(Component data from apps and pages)
* * *

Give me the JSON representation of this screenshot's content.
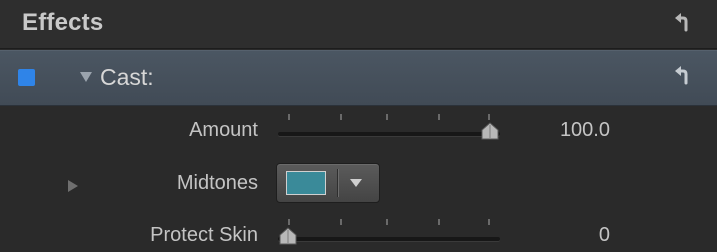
{
  "header": {
    "title": "Effects",
    "reset_icon": "reset-arrow-icon"
  },
  "effect": {
    "enabled": true,
    "checkbox_color": "#2f84e8",
    "label": "Cast:",
    "expanded": true,
    "reset_icon": "reset-arrow-icon"
  },
  "params": {
    "amount": {
      "label": "Amount",
      "value": "100.0",
      "fraction": 1.0
    },
    "midtones": {
      "label": "Midtones",
      "color": "#3a8a99",
      "expanded": false
    },
    "protect_skin": {
      "label": "Protect Skin",
      "value": "0",
      "fraction": 0.0
    }
  }
}
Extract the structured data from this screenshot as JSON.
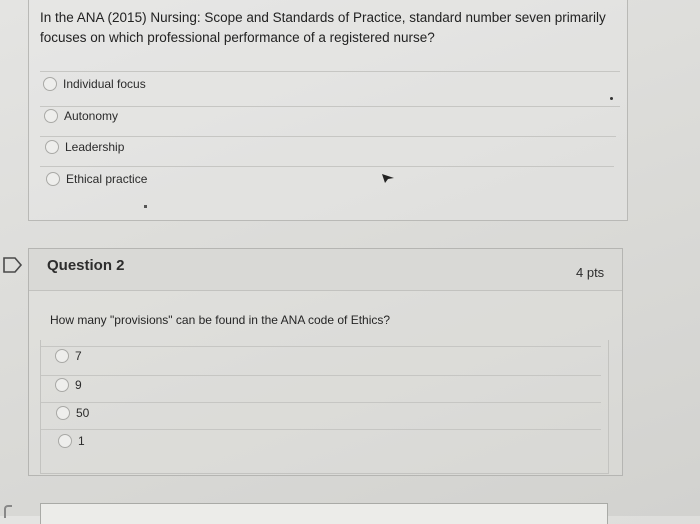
{
  "question1": {
    "text": "In the ANA (2015) Nursing: Scope and Standards of Practice, standard number seven primarily focuses on which professional performance of a registered nurse?",
    "options": [
      "Individual focus",
      "Autonomy",
      "Leadership",
      "Ethical practice"
    ]
  },
  "question2": {
    "title": "Question 2",
    "points": "4 pts",
    "text": "How many \"provisions\" can be found in the ANA code of Ethics?",
    "options": [
      "7",
      "9",
      "50",
      "1"
    ]
  }
}
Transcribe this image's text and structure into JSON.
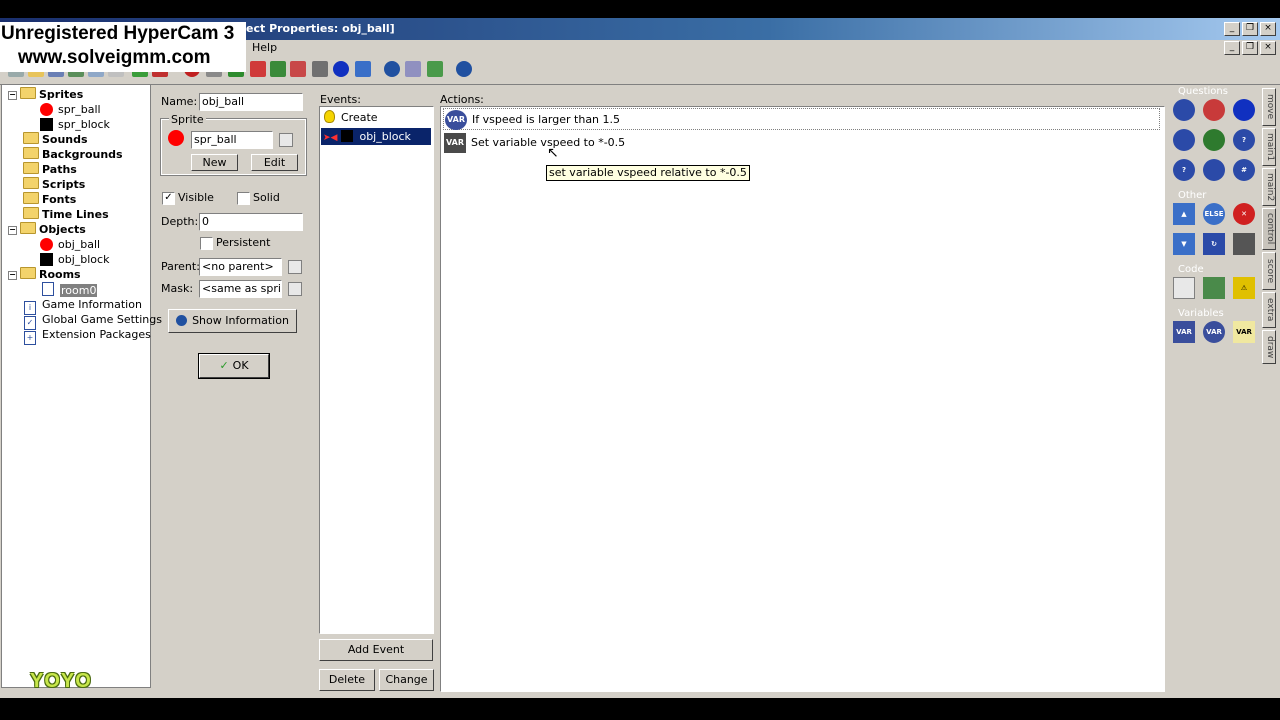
{
  "watermark": {
    "line1": "Unregistered HyperCam 3",
    "line2": "www.solveigmm.com"
  },
  "window": {
    "title": "ect Properties: obj_ball]",
    "menu_help": "Help"
  },
  "tree": {
    "sprites": "Sprites",
    "spr_ball": "spr_ball",
    "spr_block": "spr_block",
    "sounds": "Sounds",
    "backgrounds": "Backgrounds",
    "paths": "Paths",
    "scripts": "Scripts",
    "fonts": "Fonts",
    "timelines": "Time Lines",
    "objects": "Objects",
    "obj_ball": "obj_ball",
    "obj_block": "obj_block",
    "rooms": "Rooms",
    "room0": "room0",
    "game_info": "Game Information",
    "global_settings": "Global Game Settings",
    "extensions": "Extension Packages"
  },
  "logo": "YOYO",
  "props": {
    "name_label": "Name:",
    "name_value": "obj_ball",
    "sprite_label": "Sprite",
    "sprite_value": "spr_ball",
    "new_label": "New",
    "edit_label": "Edit",
    "visible_label": "Visible",
    "solid_label": "Solid",
    "depth_label": "Depth:",
    "depth_value": "0",
    "persistent_label": "Persistent",
    "parent_label": "Parent:",
    "parent_value": "<no parent>",
    "mask_label": "Mask:",
    "mask_value": "<same as sprite>",
    "show_info_label": "Show Information",
    "ok_label": "OK"
  },
  "events": {
    "label": "Events:",
    "items": [
      "Create",
      "obj_block"
    ],
    "add_label": "Add Event",
    "delete_label": "Delete",
    "change_label": "Change"
  },
  "actions": {
    "label": "Actions:",
    "items": [
      "If vspeed is larger than 1.5",
      "Set variable vspeed to *-0.5"
    ],
    "tooltip": "set variable vspeed relative to *-0.5"
  },
  "palette": {
    "questions": "Questions",
    "other": "Other",
    "code": "Code",
    "variables": "Variables",
    "tabs": [
      "move",
      "main1",
      "main2",
      "control",
      "score",
      "extra",
      "draw"
    ]
  }
}
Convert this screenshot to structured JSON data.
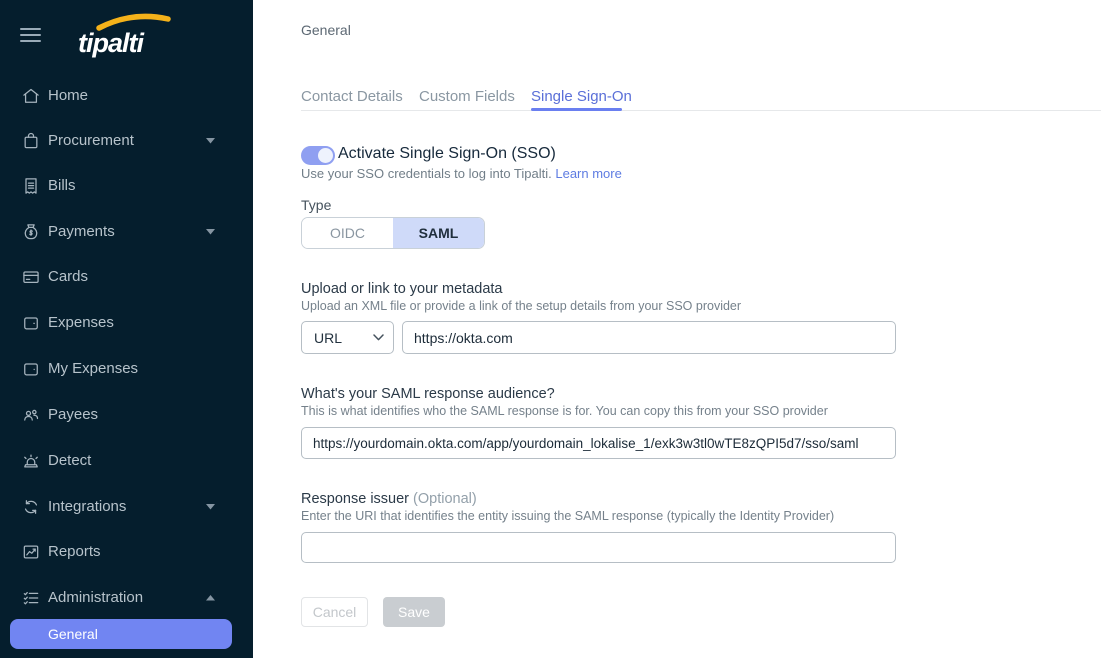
{
  "sidebar": {
    "logo": "tipalti",
    "items": [
      {
        "label": "Home",
        "icon": "home-icon",
        "expandable": false
      },
      {
        "label": "Procurement",
        "icon": "procurement-icon",
        "expandable": true,
        "expanded": false
      },
      {
        "label": "Bills",
        "icon": "bills-icon",
        "expandable": false
      },
      {
        "label": "Payments",
        "icon": "payments-icon",
        "expandable": true,
        "expanded": false
      },
      {
        "label": "Cards",
        "icon": "cards-icon",
        "expandable": false
      },
      {
        "label": "Expenses",
        "icon": "expenses-icon",
        "expandable": false
      },
      {
        "label": "My Expenses",
        "icon": "my-expenses-icon",
        "expandable": false
      },
      {
        "label": "Payees",
        "icon": "payees-icon",
        "expandable": false
      },
      {
        "label": "Detect",
        "icon": "detect-icon",
        "expandable": false
      },
      {
        "label": "Integrations",
        "icon": "integrations-icon",
        "expandable": true,
        "expanded": false
      },
      {
        "label": "Reports",
        "icon": "reports-icon",
        "expandable": false
      },
      {
        "label": "Administration",
        "icon": "administration-icon",
        "expandable": true,
        "expanded": true
      }
    ],
    "active_subitem": {
      "label": "General",
      "parent": "Administration"
    }
  },
  "page": {
    "title": "General"
  },
  "tabs": {
    "items": [
      {
        "label": "Contact Details",
        "active": false
      },
      {
        "label": "Custom Fields",
        "active": false
      },
      {
        "label": "Single Sign-On",
        "active": true
      }
    ]
  },
  "sso": {
    "toggle": {
      "label": "Activate Single Sign-On (SSO)",
      "state": "on"
    },
    "description": "Use your SSO credentials to log into Tipalti.",
    "learn_more": "Learn more",
    "type": {
      "label": "Type",
      "options": [
        "OIDC",
        "SAML"
      ],
      "selected": "SAML"
    },
    "metadata": {
      "heading": "Upload or link to your metadata",
      "description": "Upload an XML file or provide a link of the setup details from your SSO provider",
      "source_select": {
        "value": "URL"
      },
      "url_input": {
        "value": "https://okta.com"
      }
    },
    "audience": {
      "heading": "What's your SAML response audience?",
      "description": "This is what identifies who the SAML response is for. You can copy this from your SSO provider",
      "input": {
        "value": "https://yourdomain.okta.com/app/yourdomain_lokalise_1/exk3w3tl0wTE8zQPI5d7/sso/saml"
      }
    },
    "issuer": {
      "heading": "Response issuer",
      "optional": "(Optional)",
      "description": "Enter the URI that identifies the entity issuing the SAML response (typically the Identity Provider)",
      "input": {
        "value": ""
      }
    },
    "actions": {
      "cancel": "Cancel",
      "save": "Save"
    }
  },
  "colors": {
    "sidebar_bg": "#051e2d",
    "accent": "#7185f2",
    "active_tab": "#5a6fd8",
    "link": "#5e7ce2",
    "selected_segment_bg": "#cfdaf9",
    "toggle_on": "#8f9ff1",
    "logo_swoosh": "#f5b21a",
    "disabled_save_bg": "#c9cdd1"
  }
}
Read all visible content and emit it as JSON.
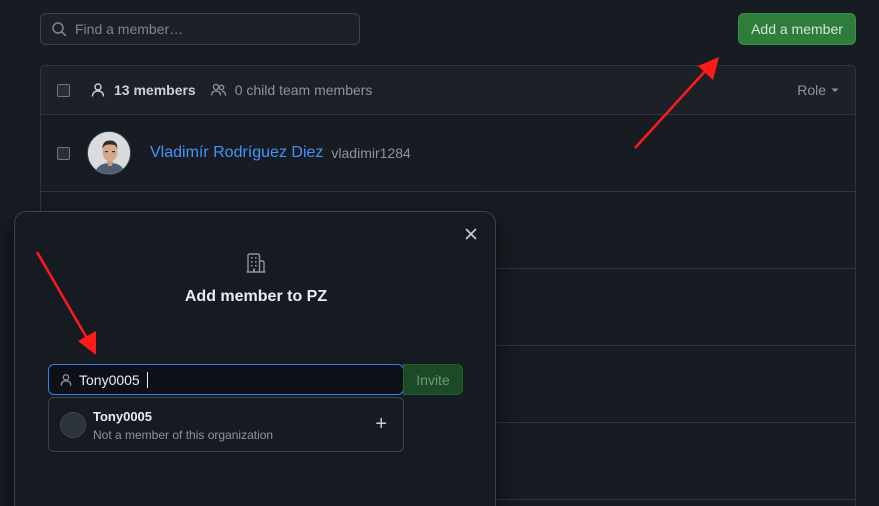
{
  "search": {
    "placeholder": "Find a member…"
  },
  "toolbar": {
    "add_member_label": "Add a member"
  },
  "members_header": {
    "count_label": "13 members",
    "child_label": "0 child team members",
    "role_label": "Role"
  },
  "members": [
    {
      "name": "Vladimír Rodríguez Diez",
      "login": "vladimir1284"
    }
  ],
  "modal": {
    "title": "Add member to PZ",
    "input_value": "Tony0005",
    "invite_label": "Invite",
    "suggestion": {
      "name": "Tony0005",
      "subtitle": "Not a member of this organization"
    }
  },
  "colors": {
    "accent": "#2f81f7",
    "primary_button": "#2e7d3a",
    "link": "#4493f8",
    "annotation_arrow": "#ff1a1a"
  }
}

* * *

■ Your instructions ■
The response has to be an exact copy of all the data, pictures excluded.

■ Task answer ■
Give me the JSON representation of this screenshot's content.
{
  "header": {
    "title": "Effects",
    "reset_icon": "reset-arrow-icon"
  },
  "effect": {
    "enabled": true,
    "checkbox_color": "#2f84e8",
    "label": "Cast:",
    "expanded": true,
    "reset_icon": "reset-arrow-icon"
  },
  "params": {
    "amount": {
      "label": "Amount",
      "value": "100.0",
      "fraction": 1.0
    },
    "midtones": {
      "label": "Midtones",
      "color": "#3a8a99",
      "expanded": false
    },
    "protect_skin": {
      "label": "Protect Skin",
      "value": "0",
      "fraction": 0.0
    }
  }
}
Extract the structured data from this screenshot as JSON.
{
  "question1": {
    "text": "In the ANA (2015) Nursing: Scope and Standards of Practice, standard number seven primarily focuses on which professional performance of a registered nurse?",
    "options": [
      "Individual focus",
      "Autonomy",
      "Leadership",
      "Ethical practice"
    ]
  },
  "question2": {
    "title": "Question 2",
    "points": "4 pts",
    "text": "How many \"provisions\" can be found in the ANA code of Ethics?",
    "options": [
      "7",
      "9",
      "50",
      "1"
    ]
  }
}
Transcribe this image's text and structure into JSON.
{
  "watermark": {
    "line1": "Unregistered HyperCam 3",
    "line2": "www.solveigmm.com"
  },
  "window": {
    "title": "ect Properties: obj_ball]",
    "menu_help": "Help"
  },
  "tree": {
    "sprites": "Sprites",
    "spr_ball": "spr_ball",
    "spr_block": "spr_block",
    "sounds": "Sounds",
    "backgrounds": "Backgrounds",
    "paths": "Paths",
    "scripts": "Scripts",
    "fonts": "Fonts",
    "timelines": "Time Lines",
    "objects": "Objects",
    "obj_ball": "obj_ball",
    "obj_block": "obj_block",
    "rooms": "Rooms",
    "room0": "room0",
    "game_info": "Game Information",
    "global_settings": "Global Game Settings",
    "extensions": "Extension Packages"
  },
  "logo": "YOYO",
  "props": {
    "name_label": "Name:",
    "name_value": "obj_ball",
    "sprite_label": "Sprite",
    "sprite_value": "spr_ball",
    "new_label": "New",
    "edit_label": "Edit",
    "visible_label": "Visible",
    "solid_label": "Solid",
    "depth_label": "Depth:",
    "depth_value": "0",
    "persistent_label": "Persistent",
    "parent_label": "Parent:",
    "parent_value": "<no parent>",
    "mask_label": "Mask:",
    "mask_value": "<same as sprite>",
    "show_info_label": "Show Information",
    "ok_label": "OK"
  },
  "events": {
    "label": "Events:",
    "items": [
      "Create",
      "obj_block"
    ],
    "add_label": "Add Event",
    "delete_label": "Delete",
    "change_label": "Change"
  },
  "actions": {
    "label": "Actions:",
    "items": [
      "If vspeed is larger than 1.5",
      "Set variable vspeed to *-0.5"
    ],
    "tooltip": "set variable vspeed relative to *-0.5"
  },
  "palette": {
    "questions": "Questions",
    "other": "Other",
    "code": "Code",
    "variables": "Variables",
    "tabs": [
      "move",
      "main1",
      "main2",
      "control",
      "score",
      "extra",
      "draw"
    ]
  }
}
Convert this screenshot to structured JSON data.
{
  "sidebar": {
    "logo": "tipalti",
    "items": [
      {
        "label": "Home",
        "icon": "home-icon",
        "expandable": false
      },
      {
        "label": "Procurement",
        "icon": "procurement-icon",
        "expandable": true,
        "expanded": false
      },
      {
        "label": "Bills",
        "icon": "bills-icon",
        "expandable": false
      },
      {
        "label": "Payments",
        "icon": "payments-icon",
        "expandable": true,
        "expanded": false
      },
      {
        "label": "Cards",
        "icon": "cards-icon",
        "expandable": false
      },
      {
        "label": "Expenses",
        "icon": "expenses-icon",
        "expandable": false
      },
      {
        "label": "My Expenses",
        "icon": "my-expenses-icon",
        "expandable": false
      },
      {
        "label": "Payees",
        "icon": "payees-icon",
        "expandable": false
      },
      {
        "label": "Detect",
        "icon": "detect-icon",
        "expandable": false
      },
      {
        "label": "Integrations",
        "icon": "integrations-icon",
        "expandable": true,
        "expanded": false
      },
      {
        "label": "Reports",
        "icon": "reports-icon",
        "expandable": false
      },
      {
        "label": "Administration",
        "icon": "administration-icon",
        "expandable": true,
        "expanded": true
      }
    ],
    "active_subitem": {
      "label": "General",
      "parent": "Administration"
    }
  },
  "page": {
    "title": "General"
  },
  "tabs": {
    "items": [
      {
        "label": "Contact Details",
        "active": false
      },
      {
        "label": "Custom Fields",
        "active": false
      },
      {
        "label": "Single Sign-On",
        "active": true
      }
    ]
  },
  "sso": {
    "toggle": {
      "label": "Activate Single Sign-On (SSO)",
      "state": "on"
    },
    "description": "Use your SSO credentials to log into Tipalti.",
    "learn_more": "Learn more",
    "type": {
      "label": "Type",
      "options": [
        "OIDC",
        "SAML"
      ],
      "selected": "SAML"
    },
    "metadata": {
      "heading": "Upload or link to your metadata",
      "description": "Upload an XML file or provide a link of the setup details from your SSO provider",
      "source_select": {
        "value": "URL"
      },
      "url_input": {
        "value": "https://okta.com"
      }
    },
    "audience": {
      "heading": "What's your SAML response audience?",
      "description": "This is what identifies who the SAML response is for. You can copy this from your SSO provider",
      "input": {
        "value": "https://yourdomain.okta.com/app/yourdomain_lokalise_1/exk3w3tl0wTE8zQPI5d7/sso/saml"
      }
    },
    "issuer": {
      "heading": "Response issuer",
      "optional": "(Optional)",
      "description": "Enter the URI that identifies the entity issuing the SAML response (typically the Identity Provider)",
      "input": {
        "value": ""
      }
    },
    "actions": {
      "cancel": "Cancel",
      "save": "Save"
    }
  },
  "colors": {
    "sidebar_bg": "#051e2d",
    "accent": "#7185f2",
    "active_tab": "#5a6fd8",
    "link": "#5e7ce2",
    "selected_segment_bg": "#cfdaf9",
    "toggle_on": "#8f9ff1",
    "logo_swoosh": "#f5b21a",
    "disabled_save_bg": "#c9cdd1"
  }
}
Read all visible content and emit it as JSON.
{
  "search": {
    "placeholder": "Find a member…"
  },
  "toolbar": {
    "add_member_label": "Add a member"
  },
  "members_header": {
    "count_label": "13 members",
    "child_label": "0 child team members",
    "role_label": "Role"
  },
  "members": [
    {
      "name": "Vladimír Rodríguez Diez",
      "login": "vladimir1284"
    }
  ],
  "modal": {
    "title": "Add member to PZ",
    "input_value": "Tony0005",
    "invite_label": "Invite",
    "suggestion": {
      "name": "Tony0005",
      "subtitle": "Not a member of this organization"
    }
  },
  "colors": {
    "accent": "#2f81f7",
    "primary_button": "#2e7d3a",
    "link": "#4493f8",
    "annotation_arrow": "#ff1a1a"
  }
}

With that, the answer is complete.